(1994) Ligier
(0 Wins, 0 Poles, 0 Podiums)

I seem to recall him more for driving those iridescent Yellow ‘NASTY GT1 Corvette Racing Cars in IMSA over his short lived F1 career...

Jean-Christophe Boullion
(1995) Sauber
(0 Wins, 0 Poles, 0 Podiums)

Interestingly, Boullion was the 1994 F3000 Champion over Franck Lagorce, while Jean-Christophe’s break into F1 came at the expense of Karl Wendlinger, who injured himself in Monaco, one race after the horrible Imola weekend… Where Wendlinger suffered a nasty Coma and prolonged recovery!

Meanwhile I just witnessed Boullion making a heavy crash at the Circuit de la Sarthe this past June, (his 13th start) where he claims his lights went out while the SPEED reporters were left pondering what he’d done during the Yellow flag period to induce his solitary accident...
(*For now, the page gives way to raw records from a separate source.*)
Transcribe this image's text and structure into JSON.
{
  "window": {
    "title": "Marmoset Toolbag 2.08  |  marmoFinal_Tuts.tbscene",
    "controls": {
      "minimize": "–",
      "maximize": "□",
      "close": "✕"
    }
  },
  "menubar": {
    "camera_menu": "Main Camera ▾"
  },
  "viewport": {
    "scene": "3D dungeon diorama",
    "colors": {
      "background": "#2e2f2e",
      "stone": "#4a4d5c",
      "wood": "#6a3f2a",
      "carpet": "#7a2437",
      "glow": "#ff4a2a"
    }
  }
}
Stephane Sarrazin
(1999) Minardi
(0 Wins, 0 Poles, 0 Podiums)

I first saw Stephane contesting the WRC when you could actually watch the Championship on SPEED... As Sarrazin shared the second Prodrive “Works” Subaru with Aussie Chris Atchinson before making the leap to a Factory ride with Peugeot’s Sports Car Team, where Stephane has sat on the Pole twice at LeMans for the French Lion along with finishing runner-up in the 24 Heurs classic...

Frank Montagny
(2006) Super Aguri
(0 Wins, 0 Poles, 0 Podiums)

Don’t know where it came from, but he’s now known to me as “Frank-the-Tank,” as Montagny briefly filled in for Yuji Ide, who was completely out of his depth as a Formula 1 rookie for the Super Aguri squad. Since then, Montagny has tried cracking the Indy Car scene along with being another current Peugeot Factory Sports Car Driver...

Sebastian Bourdais
(2008-09) Scuderia Toro Rosso.
(0 Wins, 0 Poles, 0 Podiums)

I like calling ‘SeaBass The “Hamburgular...” C’mon, do you really have to ask? Can you say MicDougal’s? As Bourdais is the latest Indy Car Champion to take a shot in Formula 1, although the four times consecutive Champ Car Champion never seemed to quite get to grips with his toro rosso chassis...

Romain Grosjean
(2009)Renault
(0 Wins, 0 Poles, 0 Podiums)

Not much to say ‘bout Romain, beside recalling him getting penalized for punting a fellow Japanese GP Driver outta the way during a GP2 Asia race, along with getting the call-up to F1 after Flavour Flav pulled his shenanigans upon Nelson Pickett Junior, a.k.a. Nelson Piquet Jr.

And there Y’all have it, as this concludes a very long winded answer to my original Questione ‘bout if this is the first year in the past three decades without a Frenchman on the Formula 1 Grid? As I didn’t even bother delving into the various Grand Prix Racetracks, as sadly the French Grand Prix seemingly has disappeared from the F1 calendar for the foreseeable future...

No comments:

Post a Comment